5 Reasons to Use Edible Utensils
November 04, 2018 Jane Alice Liu By Jane Alice Liu

5 Reasons to Use Edible Utensils

You ordered take-out and the restaurant forgot to give you plastic utensils. Maybe that wasn’t so terrible, considering up to 20 million tonnes of plastic ends up in the oceans each year.

Yes, you read that right - up to 20 million tonnes of plastic ends up in the oceans each year.1 Here are FIVE reasons you should consider switching to edible utensils:

1. They’re eco-friendly

They help limit plastic waste and are completely biodegradable. Plastic cutlery is usually made of polypropylene and polystyrene,2 which can take over 400 years to photodegrade.3 Producing just one pound of plastic cutlery can take up to 78 liters of water and release 2.5 lbs of CO2!4

W-H-O-A. I know.

Edible utensils, on the other hand, are made of safe-to-eat ingredients. For example, Bakey’s edible cutlery only use three ingredients: rice, wheat and sorghum (an ancient grain from Africa).5 When Bakey’s produces their sorghum, one pound of sorghum only uses 4.35 liters of water and releases 0.19 lbs of CO2!6

2. They’re functional

They come in the shape of forks, spoons and chopsticks. They can last up to 18 months, and if you don’t finish eating it by the expiration date, just pour water on it or compost it - it degrades within 3 days.

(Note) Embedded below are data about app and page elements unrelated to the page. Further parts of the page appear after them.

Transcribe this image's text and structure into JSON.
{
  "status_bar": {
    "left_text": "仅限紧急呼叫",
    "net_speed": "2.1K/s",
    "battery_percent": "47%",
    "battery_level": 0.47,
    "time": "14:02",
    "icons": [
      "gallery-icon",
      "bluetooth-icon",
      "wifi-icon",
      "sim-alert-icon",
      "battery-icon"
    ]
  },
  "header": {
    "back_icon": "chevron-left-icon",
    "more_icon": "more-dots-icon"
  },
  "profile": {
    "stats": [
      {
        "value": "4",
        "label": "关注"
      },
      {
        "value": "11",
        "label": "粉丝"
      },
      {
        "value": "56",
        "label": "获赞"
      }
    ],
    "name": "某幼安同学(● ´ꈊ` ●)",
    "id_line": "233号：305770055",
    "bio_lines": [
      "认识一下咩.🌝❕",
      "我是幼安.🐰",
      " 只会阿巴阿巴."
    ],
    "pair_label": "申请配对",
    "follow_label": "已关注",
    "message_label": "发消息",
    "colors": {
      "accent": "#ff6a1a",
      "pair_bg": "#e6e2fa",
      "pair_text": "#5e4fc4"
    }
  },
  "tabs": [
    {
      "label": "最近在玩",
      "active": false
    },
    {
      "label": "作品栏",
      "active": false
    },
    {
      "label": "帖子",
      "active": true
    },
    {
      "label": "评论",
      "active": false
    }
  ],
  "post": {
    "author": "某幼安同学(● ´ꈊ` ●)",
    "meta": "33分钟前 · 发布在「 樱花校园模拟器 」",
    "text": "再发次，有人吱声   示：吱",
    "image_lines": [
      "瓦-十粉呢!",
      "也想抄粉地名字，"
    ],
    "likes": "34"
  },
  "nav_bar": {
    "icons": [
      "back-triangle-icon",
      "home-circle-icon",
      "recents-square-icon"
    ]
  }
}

3. They’re delicious

They come in three flavours: plain, sweet and savoury. But, they don’t overpower the taste of your food!

4. And nutritious

They contain fibre, iron, protein and calcium. Sorghum is also naturally high in micro nutrients. AND, if you’re celiac, they can be made totally gluten-free. And if you need the extra energy, they are about 34.86 calories per utensil.

 

 

5. They’re SOUP-er for your soup

Edible spoons are the perfect addition to your soup. Unlike normal crackers or croutons, they won’t become soggy while you eat your soup.

Other alternatives

An equally great alternative is to just bring around your own reusable utensils. Maybe next time pack and extra fork, knife, spoon, or pair of chopsticks in your lunch bag!

What do you think of these edible utensils? Let us know below!

References

  1. “Global Plastic Production Rises, Recycling Lags”. WorldWatch Institute. Accessed 13th November 2018.
  2. Pramod Parajuli (2011). A Life Cycle Analysis: A Plastic Fork.
  3. Here’s How Much Plastic Trash is Littering the Earth. National Geographic. Accessed 13th November 2018.
  4. Energy Savings. World Centric. Accessed 19th October 2018.
  5. Bakeys Edible Cutlery. Accessed October 19, 2018.
  6. Edible Cutlery: The Future of Eco Friendly Utensils. Accessed October 19, 2018